More than 30 years after the Canadian Charter of Rights and Freedoms was adopted and after many court rulings were made to clarify how to enforce the Charter in the context of minority language education, one wonders why the issue is still so widely misunderstood. How can we justify internal crisis between Francophone communities and the school boards representing them? Why do parents still have to take their provincial government to the Supreme Court so their children can attend a school as good as the neighbourhood school? Why do we question the schools’ entry criteria and have not yet been able to agree on how to open doors to immigrant children?
The governance of schools by the Francophone minority is also at a crossroads. In the last years, Francophones from just about everywhere in Canada celebrated 15 to 20 years of French-language school governance. What tools are available to Francophones who have to continue explaining their rights? What tools are available to Anglophones who wish to better understand the Francophone minorities’ realities? What tools are available to both groups to engage in a productive dialogue and to reach realistic solutions and compromise, all geared toward our students’ well-being?
There is only one answer: Education.

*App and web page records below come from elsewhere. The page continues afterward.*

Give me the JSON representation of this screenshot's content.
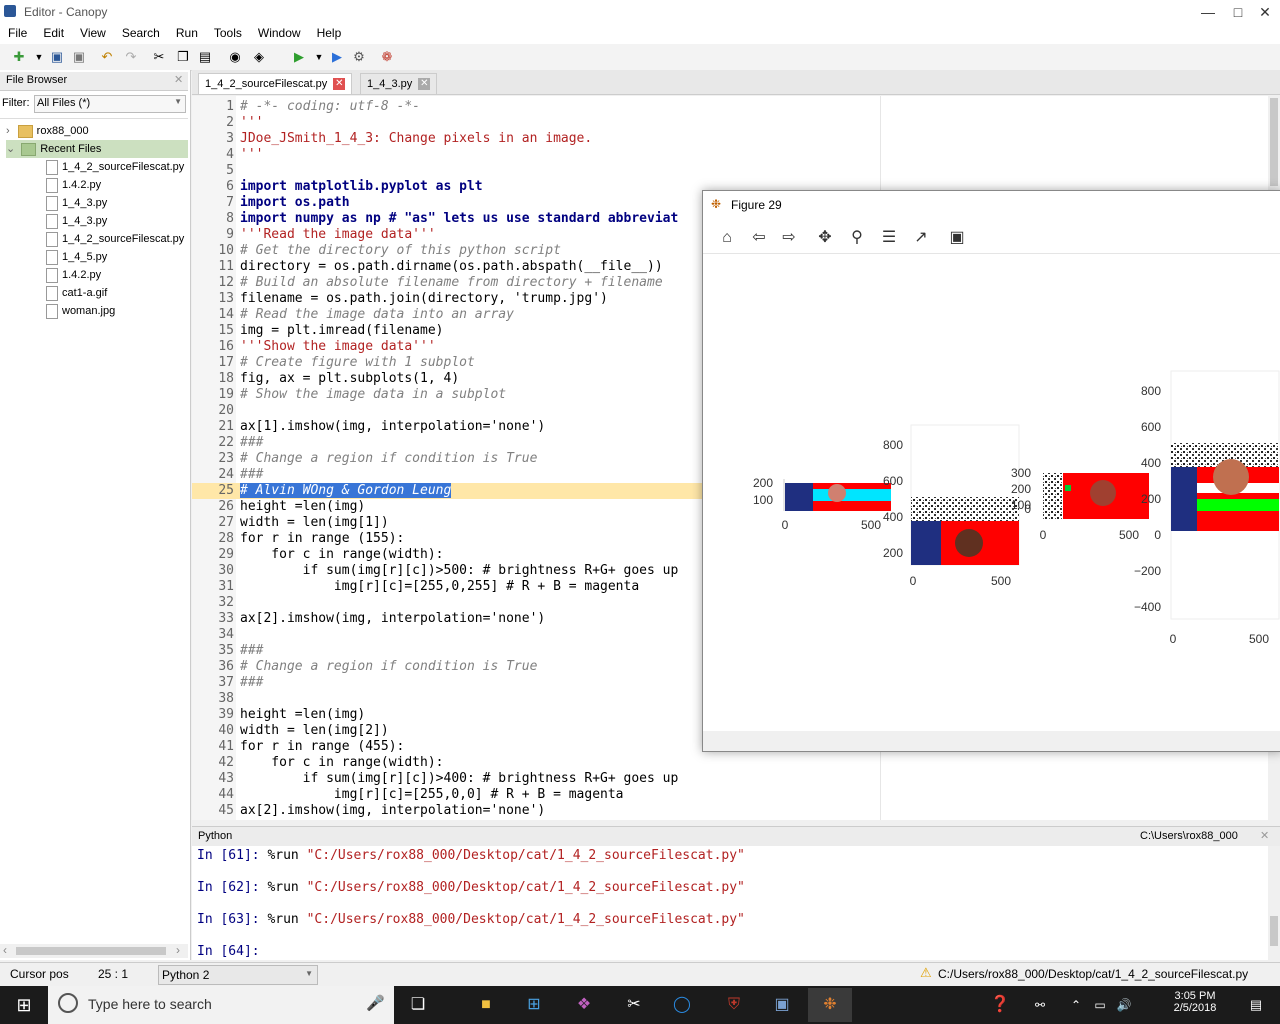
{
  "window": {
    "title": "Editor - Canopy"
  },
  "menu": [
    "File",
    "Edit",
    "View",
    "Search",
    "Run",
    "Tools",
    "Window",
    "Help"
  ],
  "file_browser": {
    "header": "File Browser",
    "filter_label": "Filter:",
    "filter_value": "All Files (*)",
    "tree": [
      {
        "label": "rox88_000",
        "type": "folder"
      },
      {
        "label": "Recent Files",
        "type": "folder",
        "selected": true
      },
      {
        "label": "1_4_2_sourceFilescat.py",
        "type": "file"
      },
      {
        "label": "1.4.2.py",
        "type": "file"
      },
      {
        "label": "1_4_3.py",
        "type": "file"
      },
      {
        "label": "1_4_3.py",
        "type": "file"
      },
      {
        "label": "1_4_2_sourceFilescat.py",
        "type": "file"
      },
      {
        "label": "1_4_5.py",
        "type": "file"
      },
      {
        "label": "1.4.2.py",
        "type": "file"
      },
      {
        "label": "cat1-a.gif",
        "type": "file"
      },
      {
        "label": "woman.jpg",
        "type": "file"
      }
    ]
  },
  "editor": {
    "tabs": [
      {
        "label": "1_4_2_sourceFilescat.py",
        "active": true
      },
      {
        "label": "1_4_3.py",
        "active": false
      }
    ],
    "lines": [
      {
        "n": "1",
        "t": "# -*- coding: utf-8 -*-",
        "k": "cm"
      },
      {
        "n": "2",
        "t": "'''",
        "k": "st"
      },
      {
        "n": "3",
        "t": "JDoe_JSmith_1_4_3: Change pixels in an image.",
        "k": "st"
      },
      {
        "n": "4",
        "t": "'''",
        "k": "st"
      },
      {
        "n": "5",
        "t": "",
        "k": ""
      },
      {
        "n": "6",
        "t": "import matplotlib.pyplot as plt",
        "k": "kw"
      },
      {
        "n": "7",
        "t": "import os.path",
        "k": "kw"
      },
      {
        "n": "8",
        "t": "import numpy as np # \"as\" lets us use standard abbreviat",
        "k": "kw"
      },
      {
        "n": "9",
        "t": "'''Read the image data'''",
        "k": "st"
      },
      {
        "n": "10",
        "t": "# Get the directory of this python script",
        "k": "cm"
      },
      {
        "n": "11",
        "t": "directory = os.path.dirname(os.path.abspath(__file__))",
        "k": ""
      },
      {
        "n": "12",
        "t": "# Build an absolute filename from directory + filename",
        "k": "cm"
      },
      {
        "n": "13",
        "t": "filename = os.path.join(directory, 'trump.jpg')",
        "k": ""
      },
      {
        "n": "14",
        "t": "# Read the image data into an array",
        "k": "cm"
      },
      {
        "n": "15",
        "t": "img = plt.imread(filename)",
        "k": ""
      },
      {
        "n": "16",
        "t": "'''Show the image data'''",
        "k": "st"
      },
      {
        "n": "17",
        "t": "# Create figure with 1 subplot",
        "k": "cm"
      },
      {
        "n": "18",
        "t": "fig, ax = plt.subplots(1, 4)",
        "k": ""
      },
      {
        "n": "19",
        "t": "# Show the image data in a subplot",
        "k": "cm"
      },
      {
        "n": "20",
        "t": "",
        "k": ""
      },
      {
        "n": "21",
        "t": "ax[1].imshow(img, interpolation='none')",
        "k": ""
      },
      {
        "n": "22",
        "t": "###",
        "k": "cm"
      },
      {
        "n": "23",
        "t": "# Change a region if condition is True",
        "k": "cm"
      },
      {
        "n": "24",
        "t": "###",
        "k": "cm"
      },
      {
        "n": "25",
        "t": "# Alvin WOng & Gordon Leung",
        "k": "sel"
      },
      {
        "n": "26",
        "t": "height =len(img)",
        "k": ""
      },
      {
        "n": "27",
        "t": "width = len(img[1])",
        "k": ""
      },
      {
        "n": "28",
        "t": "for r in range (155):",
        "k": ""
      },
      {
        "n": "29",
        "t": "    for c in range(width):",
        "k": ""
      },
      {
        "n": "30",
        "t": "        if sum(img[r][c])>500: # brightness R+G+ goes up",
        "k": ""
      },
      {
        "n": "31",
        "t": "            img[r][c]=[255,0,255] # R + B = magenta",
        "k": ""
      },
      {
        "n": "32",
        "t": "",
        "k": ""
      },
      {
        "n": "33",
        "t": "ax[2].imshow(img, interpolation='none')",
        "k": ""
      },
      {
        "n": "34",
        "t": "",
        "k": ""
      },
      {
        "n": "35",
        "t": "###",
        "k": "cm"
      },
      {
        "n": "36",
        "t": "# Change a region if condition is True",
        "k": "cm"
      },
      {
        "n": "37",
        "t": "###",
        "k": "cm"
      },
      {
        "n": "38",
        "t": "",
        "k": ""
      },
      {
        "n": "39",
        "t": "height =len(img)",
        "k": ""
      },
      {
        "n": "40",
        "t": "width = len(img[2])",
        "k": ""
      },
      {
        "n": "41",
        "t": "for r in range (455):",
        "k": ""
      },
      {
        "n": "42",
        "t": "    for c in range(width):",
        "k": ""
      },
      {
        "n": "43",
        "t": "        if sum(img[r][c])>400: # brightness R+G+ goes up",
        "k": ""
      },
      {
        "n": "44",
        "t": "            img[r][c]=[255,0,0] # R + B = magenta",
        "k": ""
      },
      {
        "n": "45",
        "t": "ax[2].imshow(img, interpolation='none')",
        "k": ""
      }
    ]
  },
  "python_pane": {
    "header": "Python",
    "cwd": "C:\\Users\\rox88_000",
    "lines": [
      {
        "prompt": "In [61]:",
        "cmd": " %run ",
        "path": "\"C:/Users/rox88_000/Desktop/cat/1_4_2_sourceFilescat.py\""
      },
      {
        "prompt": "In [62]:",
        "cmd": " %run ",
        "path": "\"C:/Users/rox88_000/Desktop/cat/1_4_2_sourceFilescat.py\""
      },
      {
        "prompt": "In [63]:",
        "cmd": " %run ",
        "path": "\"C:/Users/rox88_000/Desktop/cat/1_4_2_sourceFilescat.py\""
      },
      {
        "prompt": "In [64]:",
        "cmd": "",
        "path": ""
      }
    ]
  },
  "status": {
    "cursor_label": "Cursor pos",
    "cursor_value": "25 : 1",
    "language": "Python 2",
    "path": "C:/Users/rox88_000/Desktop/cat/1_4_2_sourceFilescat.py"
  },
  "figure": {
    "title": "Figure 29",
    "axes": [
      {
        "yticks": [
          "200",
          "100"
        ],
        "xticks": [
          "0",
          "500"
        ]
      },
      {
        "yticks": [
          "800",
          "600",
          "400",
          "200"
        ],
        "xticks": [
          "0",
          "500"
        ]
      },
      {
        "yticks": [
          "300",
          "200",
          "100",
          "0"
        ],
        "xticks": [
          "0",
          "500"
        ]
      },
      {
        "yticks": [
          "800",
          "600",
          "400",
          "200",
          "0",
          "−200",
          "−400"
        ],
        "xticks": [
          "0",
          "500"
        ]
      }
    ]
  },
  "taskbar": {
    "search_placeholder": "Type here to search",
    "time": "3:05 PM",
    "date": "2/5/2018"
  }
}
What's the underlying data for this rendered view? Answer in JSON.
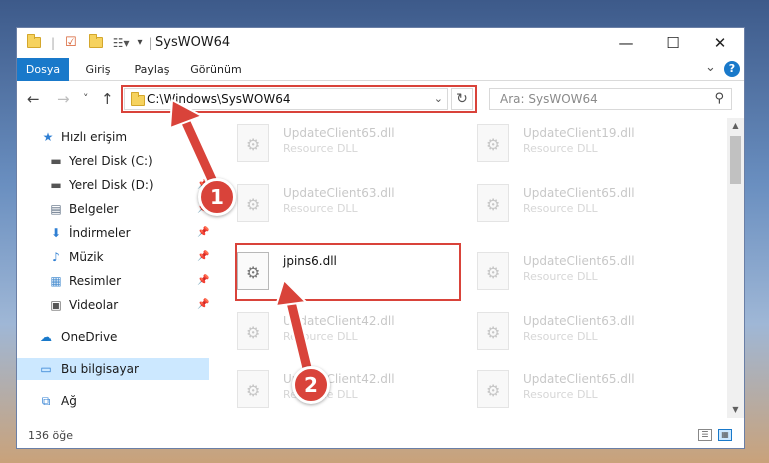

The solutions must move beyond confrontations and courts if we are to make headway. Since the very beginning of the recognition of educational rights to minorities, the Canadian Teachers’ Federation has unconditionally supported French education. More than ever, CTF maintains this support. Are you with us?
[*] 23. (1) Citizens of Canada:
(a) whose first language learned and still understood is that of the English or French linguistic minority population of the province in which they reside, or
(b) who have received their primary school instruction in Canada in English or French and reside in a province where the language in which they received that instruction is the language of the English or French linguistic minority population of the province,
have the right to have their children receive primary and secondary school instruction in that language in that province.
(2) Citizens of Canada of whom any child has received or is receiving primary or secondary school instruction in English or French in Canada, have the right to have all their children receive primary and secondary school instruction in the same language.
(3) The right of citizens of Canada under subsections (1) and (2) to have their children receive primary and secondary school instruction in the language of the English or French linguistic minority population of a province
(a) applies wherever in the province the number of children of citizens who have such a right is sufficient to warrant the provision to them out of public funds of minority language instruction; and
(b) includes, where the number of those children so warrants, the right to have them receive that instruction in minority language educational facilities provided out of public funds.
—Section 23 of the Canadian Charter of Rights and Freedoms
[i] Later, the Minister repositioned himself and, like most Francophones at the time, we ended up having to go to Court to gain the right to govern our own schools.